[Data records for software interfaces]
★ ★ ★ ★ ★ ★ ★
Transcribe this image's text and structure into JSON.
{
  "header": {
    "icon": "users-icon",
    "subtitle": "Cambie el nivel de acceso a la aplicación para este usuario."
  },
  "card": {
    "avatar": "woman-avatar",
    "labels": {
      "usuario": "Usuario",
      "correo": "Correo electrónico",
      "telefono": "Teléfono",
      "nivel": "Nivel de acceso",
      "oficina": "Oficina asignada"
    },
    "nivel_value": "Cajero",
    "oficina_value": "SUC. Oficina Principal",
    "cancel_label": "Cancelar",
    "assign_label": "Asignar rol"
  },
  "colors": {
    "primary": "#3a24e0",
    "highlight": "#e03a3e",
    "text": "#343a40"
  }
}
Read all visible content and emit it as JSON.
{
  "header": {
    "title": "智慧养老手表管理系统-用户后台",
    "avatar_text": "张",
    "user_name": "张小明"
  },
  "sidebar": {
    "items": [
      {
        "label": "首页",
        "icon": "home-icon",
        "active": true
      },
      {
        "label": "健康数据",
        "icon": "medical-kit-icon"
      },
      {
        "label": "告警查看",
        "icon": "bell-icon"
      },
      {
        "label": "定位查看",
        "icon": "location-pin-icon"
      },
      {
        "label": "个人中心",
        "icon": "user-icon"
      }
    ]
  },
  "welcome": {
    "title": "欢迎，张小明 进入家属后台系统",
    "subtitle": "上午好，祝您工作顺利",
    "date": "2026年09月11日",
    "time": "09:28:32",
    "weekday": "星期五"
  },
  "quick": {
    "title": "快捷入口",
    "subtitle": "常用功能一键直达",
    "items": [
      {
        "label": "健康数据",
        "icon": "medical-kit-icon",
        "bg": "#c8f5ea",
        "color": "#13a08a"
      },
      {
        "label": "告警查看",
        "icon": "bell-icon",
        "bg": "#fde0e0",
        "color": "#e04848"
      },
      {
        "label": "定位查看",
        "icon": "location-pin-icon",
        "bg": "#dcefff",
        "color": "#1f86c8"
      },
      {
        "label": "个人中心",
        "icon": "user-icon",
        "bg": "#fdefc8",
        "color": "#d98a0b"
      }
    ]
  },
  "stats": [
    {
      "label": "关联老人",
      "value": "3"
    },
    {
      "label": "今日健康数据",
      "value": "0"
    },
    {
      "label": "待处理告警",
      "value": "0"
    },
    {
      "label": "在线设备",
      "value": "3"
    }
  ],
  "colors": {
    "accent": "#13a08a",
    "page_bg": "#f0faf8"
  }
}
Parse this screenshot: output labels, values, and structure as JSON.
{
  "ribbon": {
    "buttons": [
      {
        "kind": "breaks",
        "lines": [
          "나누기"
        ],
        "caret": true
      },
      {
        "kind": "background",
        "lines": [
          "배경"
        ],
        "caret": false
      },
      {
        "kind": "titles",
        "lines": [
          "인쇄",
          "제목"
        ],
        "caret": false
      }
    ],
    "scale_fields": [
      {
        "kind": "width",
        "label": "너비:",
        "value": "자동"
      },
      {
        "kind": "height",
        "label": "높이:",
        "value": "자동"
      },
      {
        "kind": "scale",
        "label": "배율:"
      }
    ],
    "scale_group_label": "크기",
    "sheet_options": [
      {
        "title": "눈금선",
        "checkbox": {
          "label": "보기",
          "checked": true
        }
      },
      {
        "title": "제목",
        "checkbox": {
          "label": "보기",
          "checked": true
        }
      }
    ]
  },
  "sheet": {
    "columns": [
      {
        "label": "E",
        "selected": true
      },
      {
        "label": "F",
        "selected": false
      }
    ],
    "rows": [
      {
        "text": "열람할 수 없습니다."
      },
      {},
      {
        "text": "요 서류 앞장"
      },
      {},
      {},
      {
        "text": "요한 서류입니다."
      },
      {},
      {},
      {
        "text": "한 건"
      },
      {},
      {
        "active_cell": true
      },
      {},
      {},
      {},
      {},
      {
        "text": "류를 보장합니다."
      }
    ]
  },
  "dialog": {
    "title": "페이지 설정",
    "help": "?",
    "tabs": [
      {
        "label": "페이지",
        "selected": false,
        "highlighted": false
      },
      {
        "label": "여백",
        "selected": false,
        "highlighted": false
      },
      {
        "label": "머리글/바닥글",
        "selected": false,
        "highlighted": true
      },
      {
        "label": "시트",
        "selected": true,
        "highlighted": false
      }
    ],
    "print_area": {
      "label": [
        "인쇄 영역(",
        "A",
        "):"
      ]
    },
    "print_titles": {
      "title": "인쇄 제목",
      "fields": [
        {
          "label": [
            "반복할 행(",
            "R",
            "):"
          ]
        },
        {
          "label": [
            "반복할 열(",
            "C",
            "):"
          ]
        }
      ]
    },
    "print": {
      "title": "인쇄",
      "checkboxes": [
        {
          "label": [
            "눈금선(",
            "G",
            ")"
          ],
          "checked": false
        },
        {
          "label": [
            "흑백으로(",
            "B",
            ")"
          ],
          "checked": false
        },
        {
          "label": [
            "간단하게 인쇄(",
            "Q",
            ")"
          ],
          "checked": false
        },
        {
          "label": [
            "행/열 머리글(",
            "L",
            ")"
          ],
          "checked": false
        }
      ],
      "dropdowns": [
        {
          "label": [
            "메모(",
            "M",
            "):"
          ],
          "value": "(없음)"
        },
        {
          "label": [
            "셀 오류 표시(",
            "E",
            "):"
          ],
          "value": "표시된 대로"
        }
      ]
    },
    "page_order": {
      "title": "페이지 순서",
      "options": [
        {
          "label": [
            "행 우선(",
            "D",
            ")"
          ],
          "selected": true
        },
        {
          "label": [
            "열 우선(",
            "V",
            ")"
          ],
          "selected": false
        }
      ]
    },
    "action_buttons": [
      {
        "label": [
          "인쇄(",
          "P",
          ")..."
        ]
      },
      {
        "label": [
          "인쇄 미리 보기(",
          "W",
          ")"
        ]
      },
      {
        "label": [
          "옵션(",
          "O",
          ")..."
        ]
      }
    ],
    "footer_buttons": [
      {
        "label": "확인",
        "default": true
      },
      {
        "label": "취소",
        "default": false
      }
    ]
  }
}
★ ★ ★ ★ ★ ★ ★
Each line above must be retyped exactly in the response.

Transcribe this image's text and structure into JSON.
{
  "header": {
    "icon": "users-icon",
    "subtitle": "Cambie el nivel de acceso a la aplicación para este usuario."
  },
  "card": {
    "avatar": "woman-avatar",
    "labels": {
      "usuario": "Usuario",
      "correo": "Correo electrónico",
      "telefono": "Teléfono",
      "nivel": "Nivel de acceso",
      "oficina": "Oficina asignada"
    },
    "nivel_value": "Cajero",
    "oficina_value": "SUC. Oficina Principal",
    "cancel_label": "Cancelar",
    "assign_label": "Asignar rol"
  },
  "colors": {
    "primary": "#3a24e0",
    "highlight": "#e03a3e",
    "text": "#343a40"
  }
}
Read all visible content and emit it as JSON.
{
  "header": {
    "title": "智慧养老手表管理系统-用户后台",
    "avatar_text": "张",
    "user_name": "张小明"
  },
  "sidebar": {
    "items": [
      {
        "label": "首页",
        "icon": "home-icon",
        "active": true
      },
      {
        "label": "健康数据",
        "icon": "medical-kit-icon"
      },
      {
        "label": "告警查看",
        "icon": "bell-icon"
      },
      {
        "label": "定位查看",
        "icon": "location-pin-icon"
      },
      {
        "label": "个人中心",
        "icon": "user-icon"
      }
    ]
  },
  "welcome": {
    "title": "欢迎，张小明 进入家属后台系统",
    "subtitle": "上午好，祝您工作顺利",
    "date": "2026年09月11日",
    "time": "09:28:32",
    "weekday": "星期五"
  },
  "quick": {
    "title": "快捷入口",
    "subtitle": "常用功能一键直达",
    "items": [
      {
        "label": "健康数据",
        "icon": "medical-kit-icon",
        "bg": "#c8f5ea",
        "color": "#13a08a"
      },
      {
        "label": "告警查看",
        "icon": "bell-icon",
        "bg": "#fde0e0",
        "color": "#e04848"
      },
      {
        "label": "定位查看",
        "icon": "location-pin-icon",
        "bg": "#dcefff",
        "color": "#1f86c8"
      },
      {
        "label": "个人中心",
        "icon": "user-icon",
        "bg": "#fdefc8",
        "color": "#d98a0b"
      }
    ]
  },
  "stats": [
    {
      "label": "关联老人",
      "value": "3"
    },
    {
      "label": "今日健康数据",
      "value": "0"
    },
    {
      "label": "待处理告警",
      "value": "0"
    },
    {
      "label": "在线设备",
      "value": "3"
    }
  ],
  "colors": {
    "accent": "#13a08a",
    "page_bg": "#f0faf8"
  }
}
Parse this screenshot: output labels, values, and structure as JSON.
{
  "ribbon": {
    "buttons": [
      {
        "kind": "breaks",
        "lines": [
          "나누기"
        ],
        "caret": true
      },
      {
        "kind": "background",
        "lines": [
          "배경"
        ],
        "caret": false
      },
      {
        "kind": "titles",
        "lines": [
          "인쇄",
          "제목"
        ],
        "caret": false
      }
    ],
    "scale_fields": [
      {
        "kind": "width",
        "label": "너비:",
        "value": "자동"
      },
      {
        "kind": "height",
        "label": "높이:",
        "value": "자동"
      },
      {
        "kind": "scale",
        "label": "배율:"
      }
    ],
    "scale_group_label": "크기",
    "sheet_options": [
      {
        "title": "눈금선",
        "checkbox": {
          "label": "보기",
          "checked": true
        }
      },
      {
        "title": "제목",
        "checkbox": {
          "label": "보기",
          "checked": true
        }
      }
    ]
  },
  "sheet": {
    "columns": [
      {
        "label": "E",
        "selected": true
      },
      {
        "label": "F",
        "selected": false
      }
    ],
    "rows": [
      {
        "text": "열람할 수 없습니다."
      },
      {},
      {
        "text": "요 서류 앞장"
      },
      {},
      {},
      {
        "text": "요한 서류입니다."
      },
      {},
      {},
      {
        "text": "한 건"
      },
      {},
      {
        "active_cell": true
      },
      {},
      {},
      {},
      {},
      {
        "text": "류를 보장합니다."
      }
    ]
  },
  "dialog": {
    "title": "페이지 설정",
    "help": "?",
    "tabs": [
      {
        "label": "페이지",
        "selected": false,
        "highlighted": false
      },
      {
        "label": "여백",
        "selected": false,
        "highlighted": false
      },
      {
        "label": "머리글/바닥글",
        "selected": false,
        "highlighted": true
      },
      {
        "label": "시트",
        "selected": true,
        "highlighted": false
      }
    ],
    "print_area": {
      "label": [
        "인쇄 영역(",
        "A",
        "):"
      ]
    },
    "print_titles": {
      "title": "인쇄 제목",
      "fields": [
        {
          "label": [
            "반복할 행(",
            "R",
            "):"
          ]
        },
        {
          "label": [
            "반복할 열(",
            "C",
            "):"
          ]
        }
      ]
    },
    "print": {
      "title": "인쇄",
      "checkboxes": [
        {
          "label": [
            "눈금선(",
            "G",
            ")"
          ],
          "checked": false
        },
        {
          "label": [
            "흑백으로(",
            "B",
            ")"
          ],
          "checked": false
        },
        {
          "label": [
            "간단하게 인쇄(",
            "Q",
            ")"
          ],
          "checked": false
        },
        {
          "label": [
            "행/열 머리글(",
            "L",
            ")"
          ],
          "checked": false
        }
      ],
      "dropdowns": [
        {
          "label": [
            "메모(",
            "M",
            "):"
          ],
          "value": "(없음)"
        },
        {
          "label": [
            "셀 오류 표시(",
            "E",
            "):"
          ],
          "value": "표시된 대로"
        }
      ]
    },
    "page_order": {
      "title": "페이지 순서",
      "options": [
        {
          "label": [
            "행 우선(",
            "D",
            ")"
          ],
          "selected": true
        },
        {
          "label": [
            "열 우선(",
            "V",
            ")"
          ],
          "selected": false
        }
      ]
    },
    "action_buttons": [
      {
        "label": [
          "인쇄(",
          "P",
          ")..."
        ]
      },
      {
        "label": [
          "인쇄 미리 보기(",
          "W",
          ")"
        ]
      },
      {
        "label": [
          "옵션(",
          "O",
          ")..."
        ]
      }
    ],
    "footer_buttons": [
      {
        "label": "확인",
        "default": true
      },
      {
        "label": "취소",
        "default": false
      }
    ]
  }
}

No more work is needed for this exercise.